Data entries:

# # # #

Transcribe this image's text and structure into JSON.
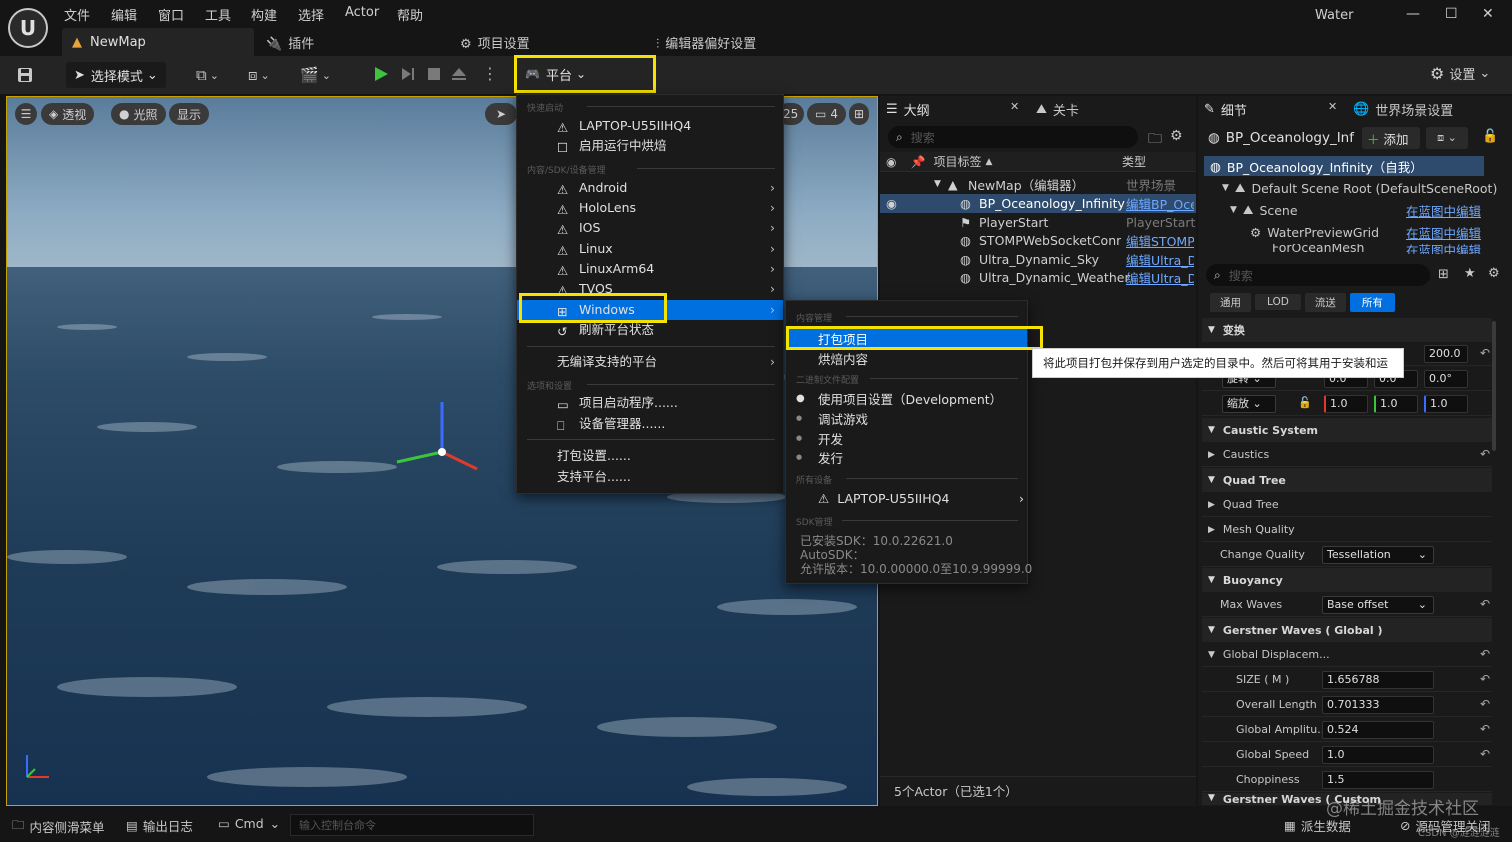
{
  "app": {
    "logo": "U",
    "title": "Water",
    "map_tab": "NewMap"
  },
  "menubar": [
    "文件",
    "编辑",
    "窗口",
    "工具",
    "构建",
    "选择",
    "Actor",
    "帮助"
  ],
  "tabs": {
    "plugins": "插件",
    "project_settings": "项目设置",
    "editor_prefs": "编辑器偏好设置"
  },
  "toolbar": {
    "select_mode": "选择模式",
    "platform": "平台",
    "settings": "设置"
  },
  "viewport": {
    "perspective": "透视",
    "lit": "光照",
    "show": "显示",
    "num1": "25",
    "num2": "4"
  },
  "platform_menu": {
    "h_quick": "快速启动",
    "device": "LAPTOP-U55IIHQ4",
    "bake_runtime": "启用运行中烘焙",
    "h_content": "内容/SDK/设备管理",
    "platforms": [
      "Android",
      "HoloLens",
      "IOS",
      "Linux",
      "LinuxArm64",
      "TVOS",
      "Windows"
    ],
    "refresh": "刷新平台状态",
    "no_compile": "无编译支持的平台",
    "h_options": "选项和设置",
    "launcher": "项目启动程序......",
    "device_mgr": "设备管理器......",
    "package_settings": "打包设置......",
    "supported": "支持平台......"
  },
  "sub_menu": {
    "h_content": "内容管理",
    "package": "打包项目",
    "cook": "烘焙内容",
    "h_binary": "二进制文件配置",
    "configs": [
      "使用项目设置（Development）",
      "调试游戏",
      "开发",
      "发行"
    ],
    "h_devices": "所有设备",
    "device": "LAPTOP-U55IIHQ4",
    "h_sdk": "SDK管理",
    "sdk_installed": "已安装SDK：10.0.22621.0",
    "autosdk": "AutoSDK：",
    "allowed": "允许版本：10.0.00000.0至10.9.99999.0"
  },
  "tooltip": "将此项目打包并保存到用户选定的目录中。然后可将其用于安装和运行。",
  "outliner": {
    "tab": "大纲",
    "tab2": "关卡",
    "search_placeholder": "搜索",
    "col_label": "项目标签",
    "col_type": "类型",
    "rows": [
      {
        "name": "NewMap（编辑器）",
        "type": "世界场景",
        "link": false
      },
      {
        "name": "BP_Oceanology_Infinity",
        "type": "编辑BP_Oce",
        "link": true
      },
      {
        "name": "PlayerStart",
        "type": "PlayerStart",
        "link": false
      },
      {
        "name": "STOMPWebSocketConnec",
        "type": "编辑STOMP",
        "link": true
      },
      {
        "name": "Ultra_Dynamic_Sky",
        "type": "编辑Ultra_D",
        "link": true
      },
      {
        "name": "Ultra_Dynamic_Weather",
        "type": "编辑Ultra_D",
        "link": true
      }
    ],
    "footer": "5个Actor（已选1个）"
  },
  "details": {
    "tab": "细节",
    "tab2": "世界场景设置",
    "actor": "BP_Oceanology_Inf",
    "add": "添加",
    "self": "BP_Oceanology_Infinity（自我）",
    "root": "Default Scene Root (DefaultSceneRoot)",
    "scene": "Scene",
    "edit_bp": "在蓝图中编辑",
    "water_grid": "WaterPreviewGrid",
    "cut": "ForOceanMesh",
    "search_placeholder": "搜索",
    "filters": [
      "通用",
      "LOD",
      "流送",
      "所有"
    ],
    "transform": "变换",
    "rot_label": "旋转",
    "scale_label": "缩放",
    "loc_z": "200.0",
    "rot_vals": [
      "0.0°",
      "0.0°",
      "0.0°"
    ],
    "scale_vals": [
      "1.0",
      "1.0",
      "1.0"
    ],
    "caustic_system": "Caustic System",
    "caustics": "Caustics",
    "quad_tree_h": "Quad Tree",
    "quad_tree": "Quad Tree",
    "mesh_quality": "Mesh Quality",
    "change_quality": "Change Quality",
    "change_quality_val": "Tessellation",
    "buoyancy": "Buoyancy",
    "max_waves": "Max Waves",
    "max_waves_val": "Base offset",
    "gerstner": "Gerstner Waves ( Global )",
    "global_disp": "Global Displacem...",
    "size_label": "SIZE ( M )",
    "size_val": "1.656788",
    "overall_length": "Overall Length",
    "overall_length_val": "0.701333",
    "global_amp": "Global Amplitu...",
    "global_amp_val": "0.524",
    "global_speed": "Global Speed",
    "global_speed_val": "1.0",
    "choppiness": "Choppiness",
    "choppiness_val": "1.5",
    "gerstner_custom": "Gerstner Waves ( Custom"
  },
  "statusbar": {
    "content_drawer": "内容侧滑菜单",
    "output_log": "输出日志",
    "cmd": "Cmd",
    "cmd_placeholder": "输入控制台命令",
    "derived": "派生数据",
    "source_control": "源码管理关闭",
    "watermark": "@稀土掘金技术社区",
    "watermark2": "CSDN @涟涟涟涟"
  },
  "colors": {
    "accent": "#0070e0",
    "highlight": "#f5e200",
    "link": "#6ea8ff"
  }
}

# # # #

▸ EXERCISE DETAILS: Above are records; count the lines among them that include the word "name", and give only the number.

▸ TASK OUTPUT: 6